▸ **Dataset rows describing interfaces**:

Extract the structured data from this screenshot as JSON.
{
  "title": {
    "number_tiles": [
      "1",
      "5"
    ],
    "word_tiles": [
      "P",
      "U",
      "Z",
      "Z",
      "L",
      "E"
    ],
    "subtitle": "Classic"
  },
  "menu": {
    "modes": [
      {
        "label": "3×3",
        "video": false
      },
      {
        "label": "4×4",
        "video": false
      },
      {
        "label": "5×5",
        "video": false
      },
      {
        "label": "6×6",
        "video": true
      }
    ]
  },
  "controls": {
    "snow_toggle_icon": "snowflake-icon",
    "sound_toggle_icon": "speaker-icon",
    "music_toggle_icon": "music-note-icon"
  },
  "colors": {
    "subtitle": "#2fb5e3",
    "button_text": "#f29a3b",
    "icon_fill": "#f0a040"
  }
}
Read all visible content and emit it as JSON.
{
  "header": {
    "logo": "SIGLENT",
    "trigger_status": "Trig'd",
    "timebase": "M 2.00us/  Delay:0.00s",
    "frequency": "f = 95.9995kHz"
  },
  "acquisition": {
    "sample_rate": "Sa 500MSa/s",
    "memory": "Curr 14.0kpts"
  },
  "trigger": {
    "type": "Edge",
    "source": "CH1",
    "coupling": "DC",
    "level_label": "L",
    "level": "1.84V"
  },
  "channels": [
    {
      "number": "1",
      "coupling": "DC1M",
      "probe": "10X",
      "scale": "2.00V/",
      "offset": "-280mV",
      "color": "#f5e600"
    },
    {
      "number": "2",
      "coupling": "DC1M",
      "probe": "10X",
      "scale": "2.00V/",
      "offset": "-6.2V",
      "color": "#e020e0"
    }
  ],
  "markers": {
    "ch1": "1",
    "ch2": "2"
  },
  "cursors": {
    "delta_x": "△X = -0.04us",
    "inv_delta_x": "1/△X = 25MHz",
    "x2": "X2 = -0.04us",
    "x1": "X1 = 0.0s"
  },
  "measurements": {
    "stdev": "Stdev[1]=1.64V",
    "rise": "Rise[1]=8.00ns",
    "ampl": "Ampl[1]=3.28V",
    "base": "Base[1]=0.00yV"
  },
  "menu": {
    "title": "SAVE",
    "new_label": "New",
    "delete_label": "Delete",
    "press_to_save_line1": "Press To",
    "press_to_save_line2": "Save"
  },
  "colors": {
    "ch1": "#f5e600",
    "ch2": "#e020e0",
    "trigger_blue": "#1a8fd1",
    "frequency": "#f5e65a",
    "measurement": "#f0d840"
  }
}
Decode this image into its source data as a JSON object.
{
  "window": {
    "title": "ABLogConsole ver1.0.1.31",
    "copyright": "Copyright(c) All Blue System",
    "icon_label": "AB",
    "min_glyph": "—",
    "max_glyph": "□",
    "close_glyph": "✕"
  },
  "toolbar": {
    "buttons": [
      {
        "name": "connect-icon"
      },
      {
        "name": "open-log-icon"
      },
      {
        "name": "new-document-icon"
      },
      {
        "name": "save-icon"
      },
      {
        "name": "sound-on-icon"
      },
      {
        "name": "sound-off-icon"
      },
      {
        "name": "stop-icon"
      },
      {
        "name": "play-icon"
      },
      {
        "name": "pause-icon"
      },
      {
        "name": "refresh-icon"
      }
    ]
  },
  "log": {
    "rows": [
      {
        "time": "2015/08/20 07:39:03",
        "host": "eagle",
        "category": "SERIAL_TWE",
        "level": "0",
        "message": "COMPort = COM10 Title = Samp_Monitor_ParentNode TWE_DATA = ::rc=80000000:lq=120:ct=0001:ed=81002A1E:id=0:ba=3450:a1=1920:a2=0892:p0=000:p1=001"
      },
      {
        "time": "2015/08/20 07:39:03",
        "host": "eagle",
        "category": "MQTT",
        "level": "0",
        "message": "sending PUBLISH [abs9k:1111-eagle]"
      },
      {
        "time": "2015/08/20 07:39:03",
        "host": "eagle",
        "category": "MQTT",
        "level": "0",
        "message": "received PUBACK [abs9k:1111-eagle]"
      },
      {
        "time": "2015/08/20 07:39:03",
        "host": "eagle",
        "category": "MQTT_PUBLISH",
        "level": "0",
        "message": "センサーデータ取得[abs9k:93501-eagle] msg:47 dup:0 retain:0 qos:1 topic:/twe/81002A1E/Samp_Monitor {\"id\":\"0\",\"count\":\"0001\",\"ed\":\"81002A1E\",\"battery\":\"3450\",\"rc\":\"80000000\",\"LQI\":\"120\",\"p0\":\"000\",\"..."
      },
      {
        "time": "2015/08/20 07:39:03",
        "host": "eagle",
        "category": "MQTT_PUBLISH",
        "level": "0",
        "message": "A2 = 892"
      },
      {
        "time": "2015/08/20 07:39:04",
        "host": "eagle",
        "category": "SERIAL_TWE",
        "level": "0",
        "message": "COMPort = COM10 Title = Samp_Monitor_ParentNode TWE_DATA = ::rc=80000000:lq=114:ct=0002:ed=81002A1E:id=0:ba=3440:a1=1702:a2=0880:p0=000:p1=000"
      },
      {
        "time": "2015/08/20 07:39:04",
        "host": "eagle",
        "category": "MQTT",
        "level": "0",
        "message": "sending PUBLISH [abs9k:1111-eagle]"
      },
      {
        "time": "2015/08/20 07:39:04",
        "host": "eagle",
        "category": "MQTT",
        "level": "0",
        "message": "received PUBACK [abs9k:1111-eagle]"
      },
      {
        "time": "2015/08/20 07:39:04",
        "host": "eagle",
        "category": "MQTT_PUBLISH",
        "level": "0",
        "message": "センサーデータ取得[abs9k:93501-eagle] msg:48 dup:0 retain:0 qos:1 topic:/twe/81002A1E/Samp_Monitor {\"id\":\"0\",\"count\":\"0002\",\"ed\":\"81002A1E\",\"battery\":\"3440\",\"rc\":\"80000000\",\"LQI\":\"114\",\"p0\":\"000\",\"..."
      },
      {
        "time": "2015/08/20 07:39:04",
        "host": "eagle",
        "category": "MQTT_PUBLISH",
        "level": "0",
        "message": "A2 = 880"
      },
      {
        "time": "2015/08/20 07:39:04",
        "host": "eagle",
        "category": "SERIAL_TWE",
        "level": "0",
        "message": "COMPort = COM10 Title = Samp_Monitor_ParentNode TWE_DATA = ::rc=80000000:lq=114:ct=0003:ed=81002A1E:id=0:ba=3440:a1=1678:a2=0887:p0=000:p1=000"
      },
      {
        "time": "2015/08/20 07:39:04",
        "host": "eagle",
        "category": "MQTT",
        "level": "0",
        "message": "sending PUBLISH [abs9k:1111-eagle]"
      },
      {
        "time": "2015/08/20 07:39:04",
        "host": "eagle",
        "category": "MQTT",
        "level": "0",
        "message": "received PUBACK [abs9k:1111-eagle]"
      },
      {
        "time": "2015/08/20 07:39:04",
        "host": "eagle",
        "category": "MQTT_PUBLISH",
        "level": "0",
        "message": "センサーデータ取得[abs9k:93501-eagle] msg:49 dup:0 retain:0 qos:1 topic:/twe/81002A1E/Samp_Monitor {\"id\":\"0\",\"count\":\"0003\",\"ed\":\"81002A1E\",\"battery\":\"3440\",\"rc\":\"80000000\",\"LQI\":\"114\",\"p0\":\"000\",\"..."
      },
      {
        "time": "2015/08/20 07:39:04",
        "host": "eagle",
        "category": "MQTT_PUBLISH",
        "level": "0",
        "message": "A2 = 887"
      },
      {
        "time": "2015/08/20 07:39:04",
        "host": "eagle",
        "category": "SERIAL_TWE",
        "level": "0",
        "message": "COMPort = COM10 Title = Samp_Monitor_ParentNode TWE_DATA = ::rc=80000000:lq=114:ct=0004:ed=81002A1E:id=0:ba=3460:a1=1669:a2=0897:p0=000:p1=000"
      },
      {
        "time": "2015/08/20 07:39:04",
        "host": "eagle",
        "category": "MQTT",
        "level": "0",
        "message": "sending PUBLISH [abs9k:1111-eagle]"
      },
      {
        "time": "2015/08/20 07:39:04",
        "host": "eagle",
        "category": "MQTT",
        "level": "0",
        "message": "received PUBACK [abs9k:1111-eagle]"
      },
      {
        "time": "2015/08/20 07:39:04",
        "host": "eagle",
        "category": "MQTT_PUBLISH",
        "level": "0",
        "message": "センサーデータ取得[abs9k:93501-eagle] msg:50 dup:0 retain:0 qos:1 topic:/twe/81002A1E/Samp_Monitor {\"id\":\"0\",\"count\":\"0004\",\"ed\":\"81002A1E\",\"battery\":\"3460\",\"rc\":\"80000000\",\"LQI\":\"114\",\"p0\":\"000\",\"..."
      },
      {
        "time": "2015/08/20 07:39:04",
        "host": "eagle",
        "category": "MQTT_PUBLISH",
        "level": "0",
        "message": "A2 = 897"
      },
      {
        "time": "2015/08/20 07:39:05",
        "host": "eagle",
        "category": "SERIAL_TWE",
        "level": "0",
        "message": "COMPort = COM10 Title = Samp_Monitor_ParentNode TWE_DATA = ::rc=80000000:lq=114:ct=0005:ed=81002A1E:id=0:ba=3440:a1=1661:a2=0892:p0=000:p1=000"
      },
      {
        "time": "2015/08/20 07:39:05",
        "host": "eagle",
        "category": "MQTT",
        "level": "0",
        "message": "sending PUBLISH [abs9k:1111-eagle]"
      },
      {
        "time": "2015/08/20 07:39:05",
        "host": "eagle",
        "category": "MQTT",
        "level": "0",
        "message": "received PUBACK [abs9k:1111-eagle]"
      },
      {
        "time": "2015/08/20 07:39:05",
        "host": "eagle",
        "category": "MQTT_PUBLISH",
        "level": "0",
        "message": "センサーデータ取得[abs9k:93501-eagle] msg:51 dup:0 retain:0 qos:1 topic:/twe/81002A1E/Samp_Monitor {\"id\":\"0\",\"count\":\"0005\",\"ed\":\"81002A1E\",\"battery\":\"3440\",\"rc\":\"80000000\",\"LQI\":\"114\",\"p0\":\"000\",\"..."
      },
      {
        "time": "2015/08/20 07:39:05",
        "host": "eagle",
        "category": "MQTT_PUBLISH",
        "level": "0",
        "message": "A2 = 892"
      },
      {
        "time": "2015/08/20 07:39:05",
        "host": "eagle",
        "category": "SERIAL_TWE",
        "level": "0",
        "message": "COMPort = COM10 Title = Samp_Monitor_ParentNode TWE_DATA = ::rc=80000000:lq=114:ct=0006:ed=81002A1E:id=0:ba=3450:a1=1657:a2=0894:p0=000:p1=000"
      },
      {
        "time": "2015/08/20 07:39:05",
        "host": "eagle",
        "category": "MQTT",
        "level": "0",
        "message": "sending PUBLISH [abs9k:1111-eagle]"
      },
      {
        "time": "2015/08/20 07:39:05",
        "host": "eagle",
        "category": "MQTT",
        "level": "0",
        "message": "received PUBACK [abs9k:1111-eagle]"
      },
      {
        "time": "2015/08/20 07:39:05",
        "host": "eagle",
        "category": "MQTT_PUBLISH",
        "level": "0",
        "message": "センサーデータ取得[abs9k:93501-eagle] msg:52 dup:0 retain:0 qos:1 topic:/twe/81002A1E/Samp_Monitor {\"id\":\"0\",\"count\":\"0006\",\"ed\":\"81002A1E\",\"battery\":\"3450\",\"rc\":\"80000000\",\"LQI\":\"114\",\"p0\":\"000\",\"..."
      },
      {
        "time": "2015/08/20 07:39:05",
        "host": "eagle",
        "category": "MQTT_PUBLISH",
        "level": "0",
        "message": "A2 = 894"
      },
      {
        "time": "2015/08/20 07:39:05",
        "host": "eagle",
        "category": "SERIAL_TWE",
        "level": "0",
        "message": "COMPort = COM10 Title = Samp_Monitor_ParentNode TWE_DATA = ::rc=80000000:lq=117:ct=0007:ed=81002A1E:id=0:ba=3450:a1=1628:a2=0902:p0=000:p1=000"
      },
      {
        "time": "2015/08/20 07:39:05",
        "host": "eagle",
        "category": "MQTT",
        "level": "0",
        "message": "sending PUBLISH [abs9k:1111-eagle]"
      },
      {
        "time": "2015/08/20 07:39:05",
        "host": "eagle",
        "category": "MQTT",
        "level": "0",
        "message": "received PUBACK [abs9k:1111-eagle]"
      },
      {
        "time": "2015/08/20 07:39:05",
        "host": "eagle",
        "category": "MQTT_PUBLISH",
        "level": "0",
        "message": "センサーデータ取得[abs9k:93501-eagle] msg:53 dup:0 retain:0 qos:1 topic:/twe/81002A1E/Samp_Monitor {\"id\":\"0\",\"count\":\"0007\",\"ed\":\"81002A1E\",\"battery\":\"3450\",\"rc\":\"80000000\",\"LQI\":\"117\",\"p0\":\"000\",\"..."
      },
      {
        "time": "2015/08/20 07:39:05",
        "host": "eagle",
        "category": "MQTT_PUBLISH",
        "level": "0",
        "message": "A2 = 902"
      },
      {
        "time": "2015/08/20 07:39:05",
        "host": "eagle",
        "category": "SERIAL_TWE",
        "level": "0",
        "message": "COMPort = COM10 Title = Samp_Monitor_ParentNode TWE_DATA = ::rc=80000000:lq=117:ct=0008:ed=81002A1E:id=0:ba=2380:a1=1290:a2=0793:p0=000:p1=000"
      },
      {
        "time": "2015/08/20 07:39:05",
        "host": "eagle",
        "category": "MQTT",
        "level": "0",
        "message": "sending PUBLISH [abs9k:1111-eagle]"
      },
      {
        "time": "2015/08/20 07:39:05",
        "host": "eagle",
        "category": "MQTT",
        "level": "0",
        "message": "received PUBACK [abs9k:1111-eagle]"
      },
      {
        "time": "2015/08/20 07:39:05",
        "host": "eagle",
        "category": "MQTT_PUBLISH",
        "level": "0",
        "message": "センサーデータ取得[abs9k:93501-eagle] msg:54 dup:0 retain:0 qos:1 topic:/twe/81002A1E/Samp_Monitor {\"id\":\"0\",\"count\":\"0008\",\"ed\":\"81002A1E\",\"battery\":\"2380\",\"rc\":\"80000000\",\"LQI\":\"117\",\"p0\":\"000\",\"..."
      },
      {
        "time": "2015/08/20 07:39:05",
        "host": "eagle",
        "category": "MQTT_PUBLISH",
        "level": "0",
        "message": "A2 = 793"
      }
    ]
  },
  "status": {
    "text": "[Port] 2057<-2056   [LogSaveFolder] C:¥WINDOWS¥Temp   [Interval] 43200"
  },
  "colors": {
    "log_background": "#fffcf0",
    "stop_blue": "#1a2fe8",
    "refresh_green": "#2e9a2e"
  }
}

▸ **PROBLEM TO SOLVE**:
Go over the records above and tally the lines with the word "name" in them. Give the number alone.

▸ **RESPONSE FOR THIS EXERCISE**:
10